**About this exercise**
Search the data for the string "value" and extract every line where it appears.

Records from a collection
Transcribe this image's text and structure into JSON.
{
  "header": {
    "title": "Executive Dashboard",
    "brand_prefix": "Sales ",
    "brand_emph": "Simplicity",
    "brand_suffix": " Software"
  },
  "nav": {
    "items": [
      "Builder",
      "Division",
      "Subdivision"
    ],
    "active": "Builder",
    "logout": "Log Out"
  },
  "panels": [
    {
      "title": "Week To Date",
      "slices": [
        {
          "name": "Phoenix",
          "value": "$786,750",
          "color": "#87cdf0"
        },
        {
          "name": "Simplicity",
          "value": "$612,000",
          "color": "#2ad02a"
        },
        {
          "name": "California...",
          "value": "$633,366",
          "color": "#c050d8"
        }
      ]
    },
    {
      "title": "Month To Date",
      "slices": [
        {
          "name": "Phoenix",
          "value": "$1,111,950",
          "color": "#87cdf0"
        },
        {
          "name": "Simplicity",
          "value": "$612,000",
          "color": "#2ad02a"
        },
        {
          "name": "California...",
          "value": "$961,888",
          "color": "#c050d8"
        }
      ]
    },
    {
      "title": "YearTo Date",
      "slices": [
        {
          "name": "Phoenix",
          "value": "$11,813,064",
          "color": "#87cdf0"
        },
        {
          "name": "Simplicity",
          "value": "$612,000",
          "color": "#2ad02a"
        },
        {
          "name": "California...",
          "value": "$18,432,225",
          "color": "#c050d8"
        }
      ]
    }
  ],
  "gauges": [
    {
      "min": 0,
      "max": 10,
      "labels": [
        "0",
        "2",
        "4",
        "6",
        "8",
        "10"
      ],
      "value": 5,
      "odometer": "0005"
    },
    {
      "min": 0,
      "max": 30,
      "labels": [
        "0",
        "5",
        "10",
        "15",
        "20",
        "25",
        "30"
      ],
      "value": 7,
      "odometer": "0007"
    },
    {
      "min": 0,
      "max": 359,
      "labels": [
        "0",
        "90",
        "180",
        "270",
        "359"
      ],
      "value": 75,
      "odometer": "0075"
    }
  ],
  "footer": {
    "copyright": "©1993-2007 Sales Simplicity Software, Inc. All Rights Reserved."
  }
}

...

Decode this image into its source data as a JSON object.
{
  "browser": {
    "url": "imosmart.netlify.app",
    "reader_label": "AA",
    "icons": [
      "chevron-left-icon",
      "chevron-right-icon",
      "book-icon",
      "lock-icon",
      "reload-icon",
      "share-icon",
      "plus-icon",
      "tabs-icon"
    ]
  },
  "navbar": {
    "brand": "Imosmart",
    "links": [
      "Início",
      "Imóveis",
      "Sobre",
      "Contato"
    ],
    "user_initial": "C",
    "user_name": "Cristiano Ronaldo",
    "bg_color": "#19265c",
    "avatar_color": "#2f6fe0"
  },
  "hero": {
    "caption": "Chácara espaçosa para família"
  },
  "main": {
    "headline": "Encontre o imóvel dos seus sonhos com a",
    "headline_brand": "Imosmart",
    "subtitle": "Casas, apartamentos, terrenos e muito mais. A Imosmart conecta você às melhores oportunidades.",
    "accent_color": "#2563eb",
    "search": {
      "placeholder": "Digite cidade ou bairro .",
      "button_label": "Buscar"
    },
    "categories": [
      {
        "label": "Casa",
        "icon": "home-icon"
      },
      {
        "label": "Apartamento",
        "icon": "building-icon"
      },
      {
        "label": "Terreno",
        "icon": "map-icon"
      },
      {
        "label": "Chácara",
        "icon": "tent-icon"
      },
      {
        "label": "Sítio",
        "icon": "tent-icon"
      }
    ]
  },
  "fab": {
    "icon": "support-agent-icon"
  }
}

**Response to the task**
          "value": "$786,750",
          "value": "$612,000",
          "value": "$633,366",
          "value": "$1,111,950",
          "value": "$612,000",
          "value": "$961,888",
          "value": "$11,813,064",
          "value": "$612,000",
          "value": "$18,432,225",
      "value": 5,
      "value": 7,
      "value": 75,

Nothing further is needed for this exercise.